Preface: How to Make Use of This Book ix
Part I. Approaches
1. The Fruit: Into Their Lunch Bags to Teach Relevance and Globalization with Food 13
2. The Seed: Using Learning Objectives to Build a Course 27
3. The Hatchet: Wielding Critique to Reconsider Periodization and Place 39
4. The Llama: Recruiting Animals to Blend Nature and Culture 53
Part II. Pathways
5. The Fields: Science and Going Outside 71
6. The Land: Sense of Place, Recognition of Spirit 85
7. The Power: Energy and Water Regimes 99
Part III. Applications
8. The People: Environmental Justice, Slow Violence, and Project-Based Learning 115
9. The Tools: Using Technology to Enhance Environmental History 131
10. The Test: Assessment Methods, Rubrics, and Writing 141
Emily Wakild is Professor of History at Boise State University and
the author of Revolutionary Parks: Conservation, Social Justice,
and Mexico's National Parks, 1910-1940.
Michelle K. Berry is Lecturer in the Departments of History and Gender and Women's Studies at the University of Arizona.
"More about possibilities than prescription, A Primer for
Teaching Environmental History is one of the most compelling
texts on course design I've encountered-which is why I will keep it
nearby as I revise my own environmental and U.S. history courses."
-- Amy Kohout * Western Historical Quarterly *

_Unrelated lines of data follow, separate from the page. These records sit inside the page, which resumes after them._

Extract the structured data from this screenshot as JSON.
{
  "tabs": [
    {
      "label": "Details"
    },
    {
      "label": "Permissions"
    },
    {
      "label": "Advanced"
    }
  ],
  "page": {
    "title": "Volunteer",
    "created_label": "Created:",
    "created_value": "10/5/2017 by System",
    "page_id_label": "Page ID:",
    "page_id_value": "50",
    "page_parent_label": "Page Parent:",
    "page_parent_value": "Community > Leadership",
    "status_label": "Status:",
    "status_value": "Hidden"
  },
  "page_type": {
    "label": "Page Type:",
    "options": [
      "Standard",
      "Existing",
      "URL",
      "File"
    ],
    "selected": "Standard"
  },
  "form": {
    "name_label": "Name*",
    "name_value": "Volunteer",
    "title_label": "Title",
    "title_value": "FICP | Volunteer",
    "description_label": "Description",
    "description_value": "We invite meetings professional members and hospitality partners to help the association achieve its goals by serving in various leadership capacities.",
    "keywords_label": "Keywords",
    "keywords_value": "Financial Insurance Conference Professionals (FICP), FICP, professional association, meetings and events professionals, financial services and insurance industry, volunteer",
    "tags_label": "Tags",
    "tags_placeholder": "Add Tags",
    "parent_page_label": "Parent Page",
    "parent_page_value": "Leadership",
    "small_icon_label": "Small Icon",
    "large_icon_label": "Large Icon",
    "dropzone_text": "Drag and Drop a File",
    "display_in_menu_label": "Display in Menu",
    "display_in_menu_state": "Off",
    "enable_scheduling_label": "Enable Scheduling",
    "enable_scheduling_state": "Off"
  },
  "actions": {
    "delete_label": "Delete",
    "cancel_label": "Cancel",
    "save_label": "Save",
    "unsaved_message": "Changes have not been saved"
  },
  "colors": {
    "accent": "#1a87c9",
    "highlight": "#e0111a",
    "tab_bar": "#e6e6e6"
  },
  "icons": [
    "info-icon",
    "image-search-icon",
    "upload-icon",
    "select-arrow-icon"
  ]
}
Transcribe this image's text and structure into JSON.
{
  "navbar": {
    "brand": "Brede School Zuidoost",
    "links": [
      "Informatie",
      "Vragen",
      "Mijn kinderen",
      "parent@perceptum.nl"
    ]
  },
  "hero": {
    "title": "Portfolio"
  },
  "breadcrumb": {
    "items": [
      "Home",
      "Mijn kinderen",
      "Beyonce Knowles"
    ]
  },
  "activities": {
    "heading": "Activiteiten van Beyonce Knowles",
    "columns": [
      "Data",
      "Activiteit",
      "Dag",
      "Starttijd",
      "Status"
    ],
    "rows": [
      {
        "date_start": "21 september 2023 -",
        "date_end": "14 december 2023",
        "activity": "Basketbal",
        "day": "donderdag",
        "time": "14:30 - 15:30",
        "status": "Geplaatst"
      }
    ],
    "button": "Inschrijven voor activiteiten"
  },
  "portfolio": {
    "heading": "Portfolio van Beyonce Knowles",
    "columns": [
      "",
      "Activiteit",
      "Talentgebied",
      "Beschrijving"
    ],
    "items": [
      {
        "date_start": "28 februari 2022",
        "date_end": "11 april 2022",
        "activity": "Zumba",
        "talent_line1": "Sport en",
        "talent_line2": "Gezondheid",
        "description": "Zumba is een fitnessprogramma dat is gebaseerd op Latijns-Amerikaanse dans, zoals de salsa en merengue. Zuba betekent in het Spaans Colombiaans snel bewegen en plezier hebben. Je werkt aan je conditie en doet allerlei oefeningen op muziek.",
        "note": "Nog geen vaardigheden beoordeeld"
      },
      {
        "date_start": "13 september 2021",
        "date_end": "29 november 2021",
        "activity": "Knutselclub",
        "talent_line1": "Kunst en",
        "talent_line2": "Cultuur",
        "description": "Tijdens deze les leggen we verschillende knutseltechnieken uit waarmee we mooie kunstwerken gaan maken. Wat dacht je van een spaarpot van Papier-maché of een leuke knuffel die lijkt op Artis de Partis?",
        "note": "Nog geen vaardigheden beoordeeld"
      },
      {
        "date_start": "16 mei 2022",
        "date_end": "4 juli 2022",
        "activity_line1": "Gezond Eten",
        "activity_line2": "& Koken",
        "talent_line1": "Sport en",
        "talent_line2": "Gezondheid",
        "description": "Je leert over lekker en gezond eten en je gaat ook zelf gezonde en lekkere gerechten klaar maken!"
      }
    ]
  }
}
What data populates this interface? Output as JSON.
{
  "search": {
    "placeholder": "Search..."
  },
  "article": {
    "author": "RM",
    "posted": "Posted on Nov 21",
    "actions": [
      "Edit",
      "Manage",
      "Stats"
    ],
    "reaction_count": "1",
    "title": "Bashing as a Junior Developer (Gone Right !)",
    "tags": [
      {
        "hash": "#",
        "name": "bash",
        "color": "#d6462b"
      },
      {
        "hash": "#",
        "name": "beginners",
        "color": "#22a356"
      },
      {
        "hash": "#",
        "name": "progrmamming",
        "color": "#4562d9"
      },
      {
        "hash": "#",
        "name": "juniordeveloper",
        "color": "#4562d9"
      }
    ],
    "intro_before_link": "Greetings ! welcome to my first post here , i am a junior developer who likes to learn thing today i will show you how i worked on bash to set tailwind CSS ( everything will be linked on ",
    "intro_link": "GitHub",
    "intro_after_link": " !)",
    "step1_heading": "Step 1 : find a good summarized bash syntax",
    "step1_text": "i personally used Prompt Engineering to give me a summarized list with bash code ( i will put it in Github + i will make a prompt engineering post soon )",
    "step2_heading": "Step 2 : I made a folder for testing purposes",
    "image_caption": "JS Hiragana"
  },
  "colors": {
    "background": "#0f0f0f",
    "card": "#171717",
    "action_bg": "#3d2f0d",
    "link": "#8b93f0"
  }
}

"Wakild and Berry have accomplished a first. They have published a usable, innovative, and relevant guide to teaching environmental history that should be on every historian's bookshelf at a time when enrollment trends jeopardize the stability and future of the humanities. From this perspective,Wakild and Berry provide a compelling defense of the profession. Instructors must continue to adapt to the shifting landscape of academia in the twenty-first century. It is only fitting that environmental historians be at the forefront of that effort."
-- Brittany B. Fremion * Environmental History *
"The richness of content and context provided by Wakild and Berry makes it hard to not want to teach a course on environmental history, or at the very least attempt one of the assignments outlined in the book. Still, the book deserves a wider audience than just those who might readily see its appeal and educators from a variety of fields and levels of experience could find ways to adapt the approaches to their lesson plans and goals. It is an excellent starting point for designing a new course or even refreshing the content of an existing one." -- Abbey Lewis * Electronic Green Journal *
"Every environmental historian, or those wishing to inject a little environmental history into their curriculum, should read [this book]. It is a rich and engaging resource for all aspects of environmental history pedagogy. The authors have a wealth of teaching experience and their enthusiasm for their subject is infectious." -- Frank Zelko * Journal of World History *
"This very timely and important book has ideas for almost every kind of educator, and a little environmental history can go a long way. I have recommended it to friends and colleagues who teach in both high schools and colleges, and I recommend it to you now."-- Raechel Lutz * H-Environment, H-Net Reviews *